So which club holds the advantage? I think the best way to guess is to compare the two team’s remaining schedules.
Colorado’s last few games: home against San Jose, on the road against Vancouver and Edmonton, then two games at home against Chicago and Los Angeles.
Calgary’s last few games: on the road against Chicago, at home against San Jose and Minnesota, then a game on the road against Vancouver.
The two team’s schedules are remarkably similar. Both play against the three Western Conference division winners in San Jose, Chicago and Vancouver. Each team has one cream puff matchup (Edmonton for Colorado, Minnesota for Calgary). If things go beyond the simple wins tiebreaker, the Avs also hold the head-to-head series tiebreaker with a 3-2-1 record against Calgary. So, basically, the Flames need to finish the year with at least one more point than the Avs if they want to make the playoffs.
So, ultimately, the question is: will the Avs get it together or will the red-hot Flames take advantage of Colorado’s struggles?
Video: Devils honor Martin Brodeur, retire his No. 30
Kyle Turris was far from an accomplished NHLer when he requested a trade out of the Coyotes organization. In fact, when he was dealt to the Senators in 2011, the third overall pick in the 2007 draft had just 46 points in 137 NHL games.
Since then, Turris has emerged as Ottawa’s top center, with the promise of a big payday in the summer of 2018 when his current $17.5 million deal expires and he becomes an unrestricted free agent.
It’s for that very reason that he can understand Jonathan Drouin‘s position with the Tampa Bay Lightning.

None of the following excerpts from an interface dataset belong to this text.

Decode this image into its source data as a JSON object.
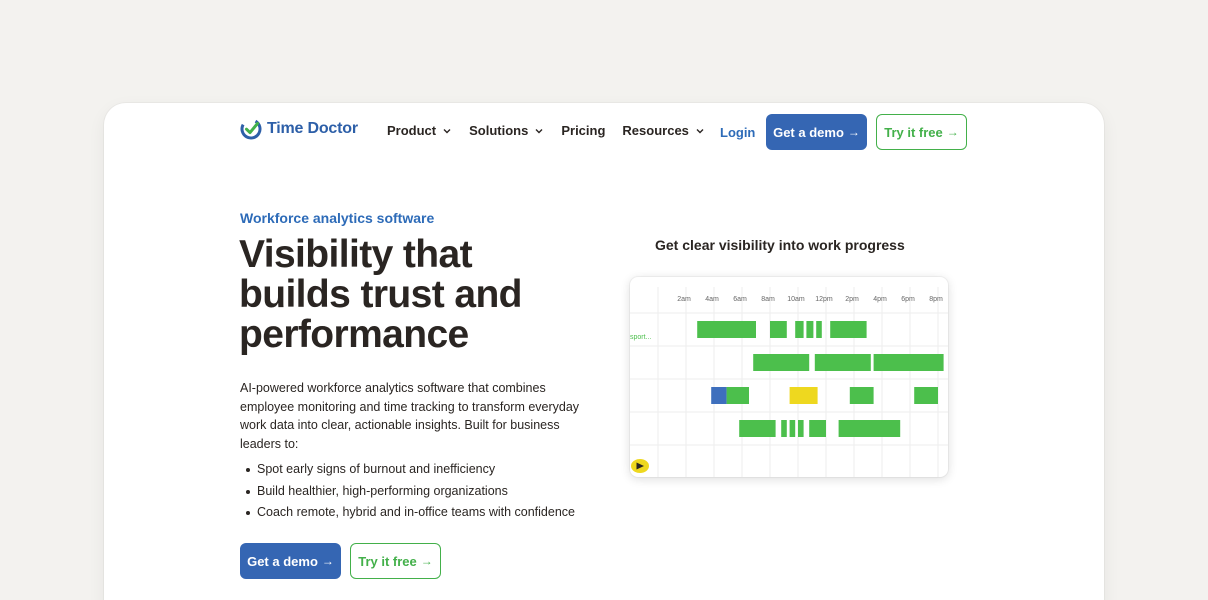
{
  "brand": {
    "name": "Time Doctor",
    "primary_color": "#3566b3",
    "accent_color": "#43b04a"
  },
  "nav": {
    "menu": [
      {
        "label": "Product",
        "has_dropdown": true
      },
      {
        "label": "Solutions",
        "has_dropdown": true
      },
      {
        "label": "Pricing",
        "has_dropdown": false
      },
      {
        "label": "Resources",
        "has_dropdown": true
      }
    ],
    "login": "Login",
    "demo_label": "Get a demo",
    "try_label": "Try it free",
    "arrow": "→"
  },
  "hero": {
    "eyebrow": "Workforce analytics software",
    "headline": "Visibility that builds trust and performance",
    "description": "AI-powered workforce analytics software that combines employee monitoring and time tracking to transform everyday work data into clear, actionable insights. Built for business leaders to:",
    "bullets": [
      "Spot early signs of burnout and inefficiency",
      "Build healthier, high-performing organizations",
      "Coach remote, hybrid and in-office teams with confidence"
    ],
    "demo_label": "Get a demo",
    "try_label": "Try it free",
    "arrow": "→"
  },
  "visual": {
    "title": "Get clear visibility into work progress",
    "row_label": "sport...",
    "time_labels": [
      "2am",
      "4am",
      "6am",
      "8am",
      "10am",
      "12pm",
      "2pm",
      "4pm",
      "6pm",
      "8pm"
    ],
    "colors": {
      "active": "#4cbf4c",
      "idle": "#eed81f",
      "manual": "#3e6fbd",
      "grid": "#eeeeee"
    },
    "rows": [
      {
        "segments": [
          {
            "start": 1.4,
            "end": 3.5,
            "type": "active"
          },
          {
            "start": 4.0,
            "end": 4.6,
            "type": "active"
          },
          {
            "start": 4.9,
            "end": 5.2,
            "type": "active"
          },
          {
            "start": 5.3,
            "end": 5.55,
            "type": "active"
          },
          {
            "start": 5.65,
            "end": 5.85,
            "type": "active"
          },
          {
            "start": 6.15,
            "end": 7.45,
            "type": "active"
          }
        ]
      },
      {
        "segments": [
          {
            "start": 3.4,
            "end": 5.4,
            "type": "active"
          },
          {
            "start": 5.6,
            "end": 7.6,
            "type": "active"
          },
          {
            "start": 7.7,
            "end": 10.2,
            "type": "active"
          }
        ]
      },
      {
        "segments": [
          {
            "start": 1.9,
            "end": 2.45,
            "type": "manual"
          },
          {
            "start": 2.45,
            "end": 3.25,
            "type": "active"
          },
          {
            "start": 4.7,
            "end": 5.7,
            "type": "idle"
          },
          {
            "start": 6.85,
            "end": 7.7,
            "type": "active"
          },
          {
            "start": 9.15,
            "end": 10.0,
            "type": "active"
          }
        ]
      },
      {
        "segments": [
          {
            "start": 2.9,
            "end": 4.2,
            "type": "active"
          },
          {
            "start": 4.4,
            "end": 4.6,
            "type": "active"
          },
          {
            "start": 4.7,
            "end": 4.9,
            "type": "active"
          },
          {
            "start": 5.0,
            "end": 5.2,
            "type": "active"
          },
          {
            "start": 5.4,
            "end": 6.0,
            "type": "active"
          },
          {
            "start": 6.45,
            "end": 8.65,
            "type": "active"
          }
        ]
      }
    ]
  }
}
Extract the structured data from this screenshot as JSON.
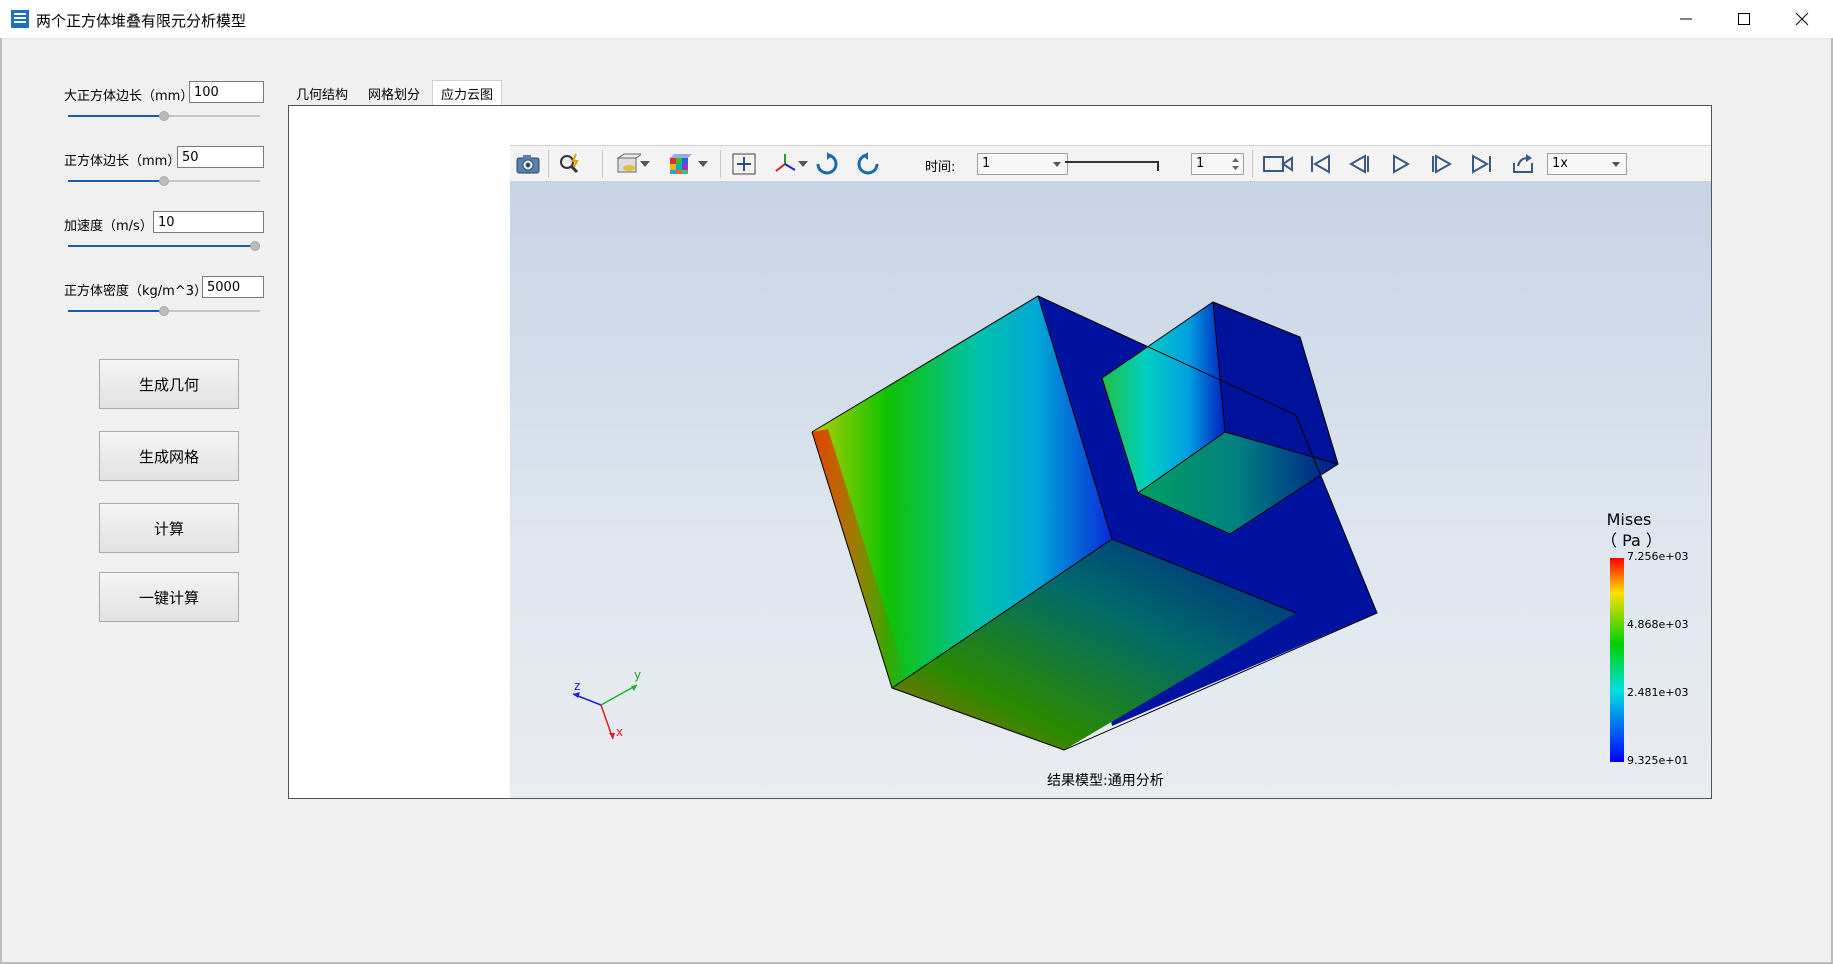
{
  "window": {
    "title": "两个正方体堆叠有限元分析模型",
    "icon": "app-icon"
  },
  "params": [
    {
      "label": "大正方体边长（mm）",
      "value": "100",
      "slider_fraction": 0.5
    },
    {
      "label": "正方体边长（mm）",
      "value": "50",
      "slider_fraction": 0.5
    },
    {
      "label": "加速度（m/s）",
      "value": "10",
      "slider_fraction": 1.0
    },
    {
      "label": "正方体密度（kg/m^3）",
      "value": "5000",
      "slider_fraction": 0.5
    }
  ],
  "buttons": {
    "generate_geometry": "生成几何",
    "generate_mesh": "生成网格",
    "compute": "计算",
    "one_click": "一键计算"
  },
  "tabs": [
    {
      "label": "几何结构",
      "active": false
    },
    {
      "label": "网格划分",
      "active": false
    },
    {
      "label": "应力云图",
      "active": true
    }
  ],
  "toolbar": {
    "time_label": "时间:",
    "time_value": "1",
    "frame_value": "1",
    "speed_value": "1x",
    "icons": [
      "camera-icon",
      "zoom-icon",
      "section-view-icon",
      "colormap-icon",
      "fit-view-icon",
      "axes-icon",
      "rotate-cw-icon",
      "rotate-ccw-icon",
      "record-icon",
      "first-frame-icon",
      "prev-frame-icon",
      "play-icon",
      "next-frame-icon",
      "last-frame-icon",
      "export-icon"
    ]
  },
  "legend": {
    "title": "Mises",
    "unit": "（ Pa ）",
    "ticks": [
      "7.256e+03",
      "4.868e+03",
      "2.481e+03",
      "9.325e+01"
    ]
  },
  "axes": {
    "x": "x",
    "y": "y",
    "z": "z"
  },
  "footer": "结果模型:通用分析"
}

“It’s tough,” Turris told the Tampa Bay Times. “Everyone has mixed feelings, and especially not being an established player. Then people are doubting that you’re doing the right thing, you really have to have confidence in yourself and your ability to do it.”
Though Turris, now 26, took a “lot of heat from the media…and people within the organization” and recalls the time after his trade request was made public as a “tough, tough go,” he believes the opportunity he received with the Sens “saved” him.
As we’ve written in the past, you don’t have to agree with how Drouin is handling things — maybe it ends up hurting him; he still has a lot to prove — but there have been young players who have chosen similar paths, and it’s worked out well for them.
Drouin, by the way, has 40 points in 89 NHL games.